Only the pictures are to be left out; write out the rest of the data exactly.
——————
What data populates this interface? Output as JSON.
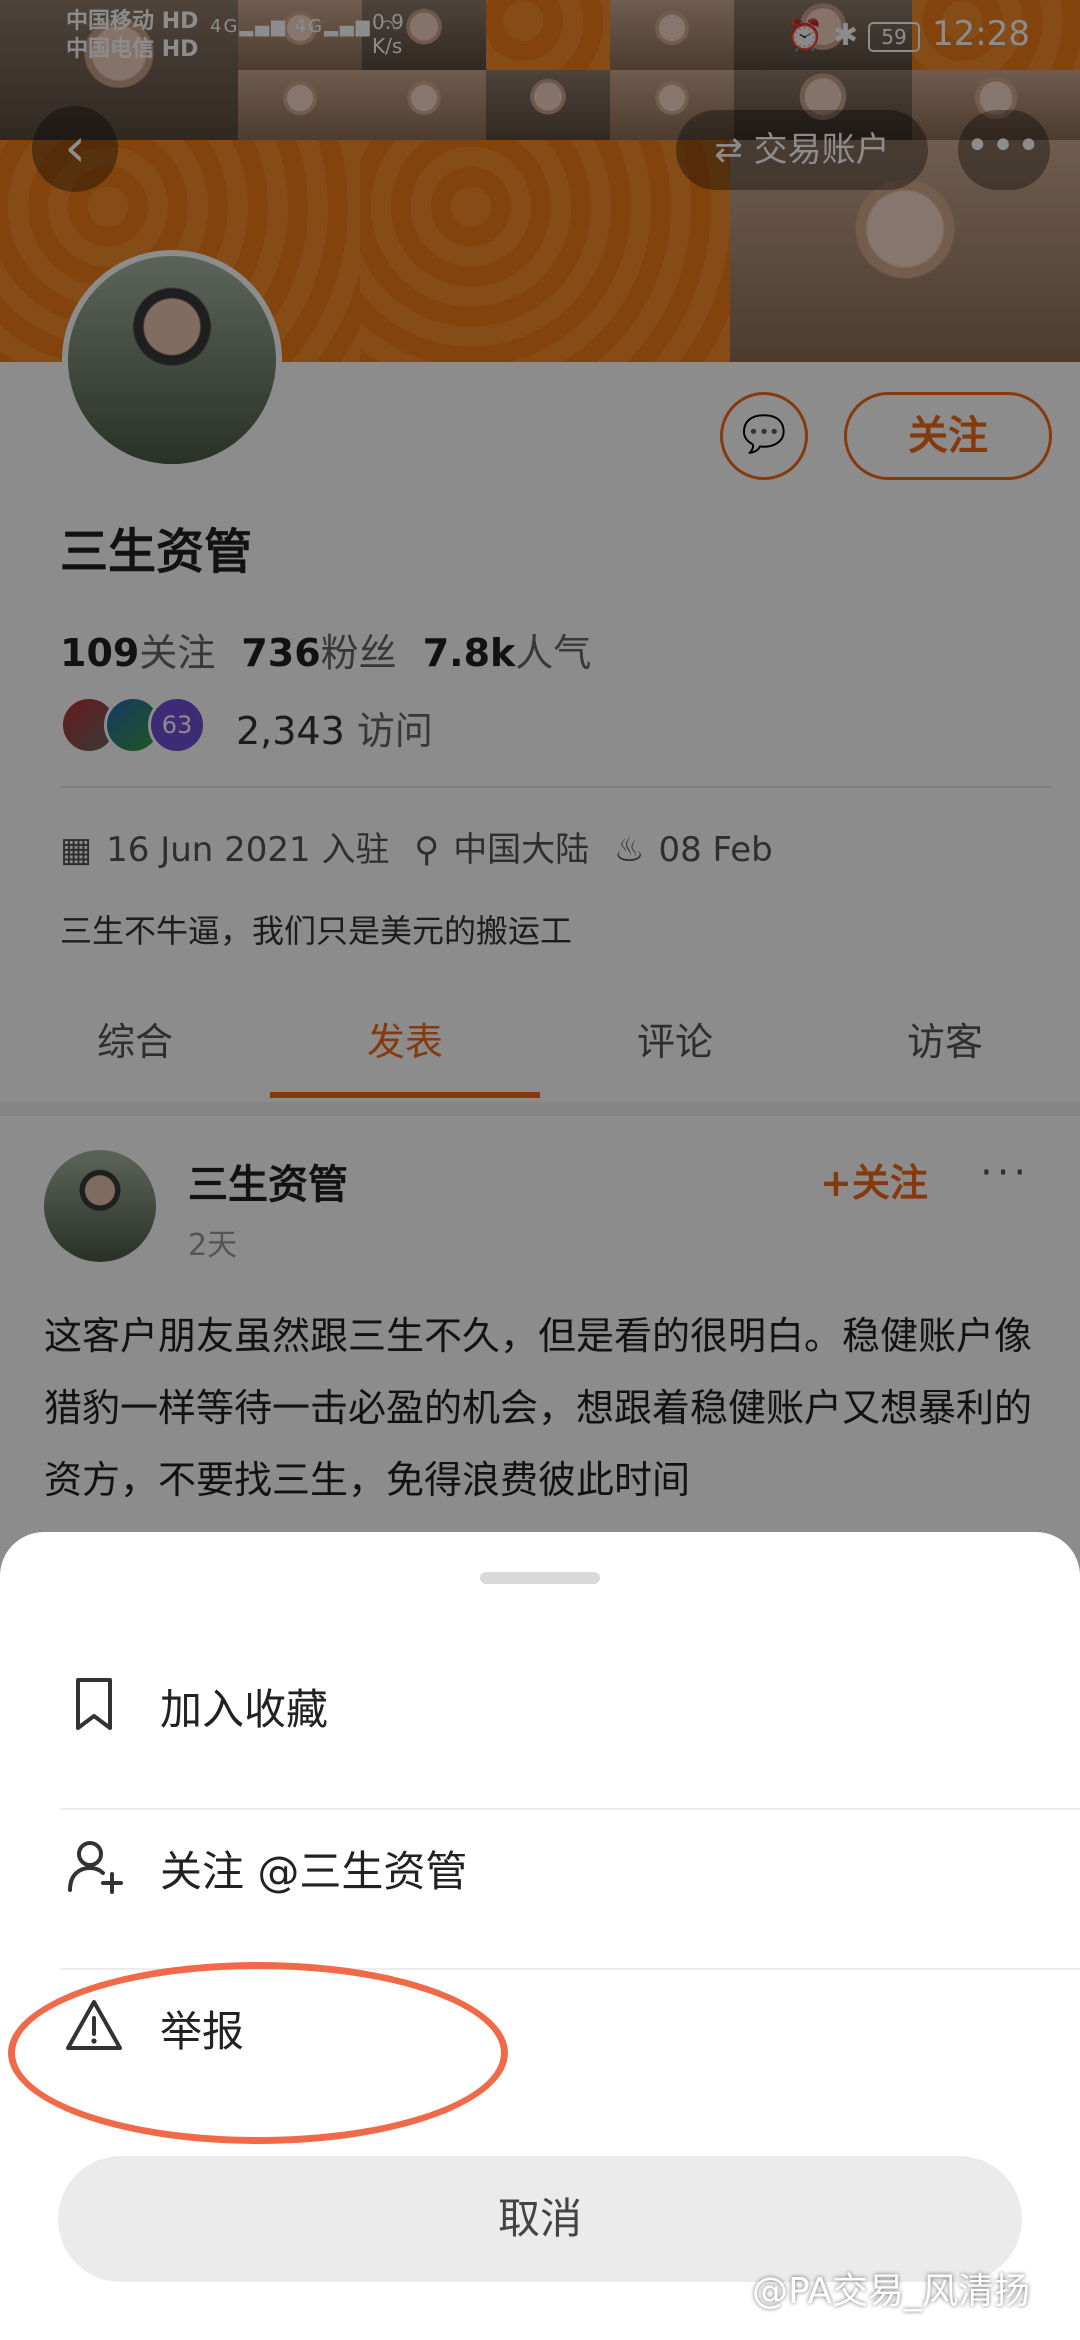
{
  "status_bar": {
    "carrier1": "中国移动",
    "carrier1_badge": "HD",
    "carrier2": "中国电信",
    "carrier2_badge": "HD",
    "network": "4G",
    "speed_value": "0.9",
    "speed_unit": "K/s",
    "battery": "59",
    "time": "12:28"
  },
  "header": {
    "back_icon": "chevron-left-icon",
    "switch_account_label": "⇄ 交易账户",
    "more_icon": "more-icon"
  },
  "profile": {
    "name": "三生资管",
    "follow_label": "关注",
    "stats": {
      "following_count": "109",
      "following_label": "关注",
      "fans_count": "736",
      "fans_label": "粉丝",
      "popularity_count": "7.8k",
      "popularity_label": "人气"
    },
    "visitors_badge": "63",
    "visits_count": "2,343",
    "visits_label": "访问",
    "joined": "16 Jun 2021 入驻",
    "location": "中国大陆",
    "birthday": "08 Feb",
    "bio": "三生不牛逼，我们只是美元的搬运工"
  },
  "tabs": [
    "综合",
    "发表",
    "评论",
    "访客"
  ],
  "active_tab": "发表",
  "post": {
    "author": "三生资管",
    "time": "2天",
    "follow_label": "+关注",
    "more": "···",
    "text": "这客户朋友虽然跟三生不久，但是看的很明白。稳健账户像猎豹一样等待一击必盈的机会，想跟着稳健账户又想暴利的资方，不要找三生，免得浪费彼此时间"
  },
  "sheet": {
    "options": [
      {
        "icon": "bookmark-icon",
        "label": "加入收藏"
      },
      {
        "icon": "add-user-icon",
        "label": "关注 @三生资管"
      },
      {
        "icon": "warning-icon",
        "label": "举报"
      }
    ],
    "cancel_label": "取消"
  },
  "watermark": "@PA交易_风清扬",
  "colors": {
    "accent": "#f26a1b",
    "banner": "#f07a1c",
    "annotation": "#f06a4a"
  }
}
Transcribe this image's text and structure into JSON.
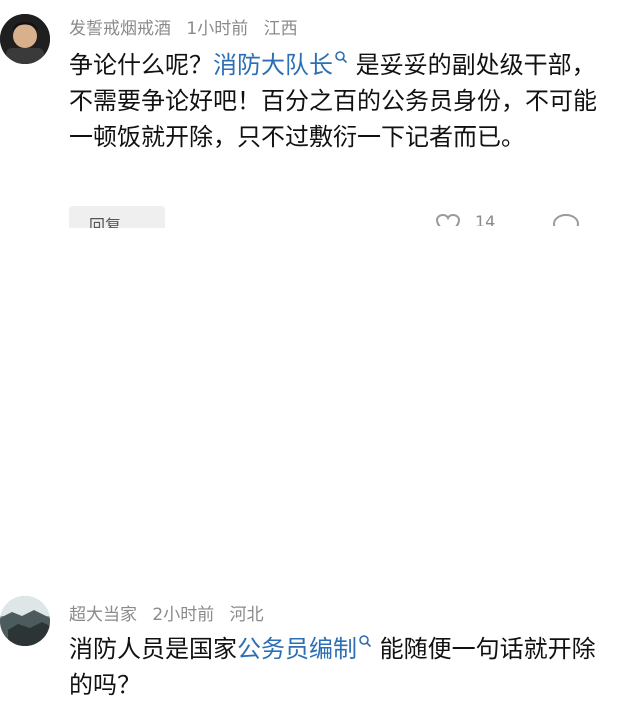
{
  "comments": [
    {
      "username": "发誓戒烟戒酒",
      "time": "1小时前",
      "location": "江西",
      "body_parts": [
        "争论什么呢？",
        "消防大队长",
        "是妥妥的副处级干部，不需要争论好吧！百分之百的公务员身份，不可能一顿饭就开除，只不过敷衍一下记者而已。"
      ],
      "reply_label": "回复",
      "like_count": "14"
    },
    {
      "username": "超大当家",
      "time": "2小时前",
      "location": "河北",
      "body_parts": [
        "消防人员是国家",
        "公务员编制",
        "能随便一句话就开除的吗？"
      ]
    }
  ],
  "colors": {
    "link": "#2d6fb5",
    "meta": "#8a8a8a"
  }
}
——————
▸ ANSWER SPACE:
What data populates this interface? Output as JSON.
{
  "status_bar": {
    "carrier1": "中国移动",
    "carrier1_badge": "HD",
    "carrier2": "中国电信",
    "carrier2_badge": "HD",
    "network": "4G",
    "speed_value": "0.9",
    "speed_unit": "K/s",
    "battery": "59",
    "time": "12:28"
  },
  "header": {
    "back_icon": "chevron-left-icon",
    "switch_account_label": "⇄ 交易账户",
    "more_icon": "more-icon"
  },
  "profile": {
    "name": "三生资管",
    "follow_label": "关注",
    "stats": {
      "following_count": "109",
      "following_label": "关注",
      "fans_count": "736",
      "fans_label": "粉丝",
      "popularity_count": "7.8k",
      "popularity_label": "人气"
    },
    "visitors_badge": "63",
    "visits_count": "2,343",
    "visits_label": "访问",
    "joined": "16 Jun 2021 入驻",
    "location": "中国大陆",
    "birthday": "08 Feb",
    "bio": "三生不牛逼，我们只是美元的搬运工"
  },
  "tabs": [
    "综合",
    "发表",
    "评论",
    "访客"
  ],
  "active_tab": "发表",
  "post": {
    "author": "三生资管",
    "time": "2天",
    "follow_label": "+关注",
    "more": "···",
    "text": "这客户朋友虽然跟三生不久，但是看的很明白。稳健账户像猎豹一样等待一击必盈的机会，想跟着稳健账户又想暴利的资方，不要找三生，免得浪费彼此时间"
  },
  "sheet": {
    "options": [
      {
        "icon": "bookmark-icon",
        "label": "加入收藏"
      },
      {
        "icon": "add-user-icon",
        "label": "关注 @三生资管"
      },
      {
        "icon": "warning-icon",
        "label": "举报"
      }
    ],
    "cancel_label": "取消"
  },
  "watermark": "@PA交易_风清扬",
  "colors": {
    "accent": "#f26a1b",
    "banner": "#f07a1c",
    "annotation": "#f06a4a"
  }
}
Transcribe this image's text and structure into JSON.
{
  "comments": [
    {
      "username": "发誓戒烟戒酒",
      "time": "1小时前",
      "location": "江西",
      "body_parts": [
        "争论什么呢？",
        "消防大队长",
        "是妥妥的副处级干部，不需要争论好吧！百分之百的公务员身份，不可能一顿饭就开除，只不过敷衍一下记者而已。"
      ],
      "reply_label": "回复",
      "like_count": "14"
    },
    {
      "username": "超大当家",
      "time": "2小时前",
      "location": "河北",
      "body_parts": [
        "消防人员是国家",
        "公务员编制",
        "能随便一句话就开除的吗？"
      ]
    }
  ],
  "colors": {
    "link": "#2d6fb5",
    "meta": "#8a8a8a"
  }
}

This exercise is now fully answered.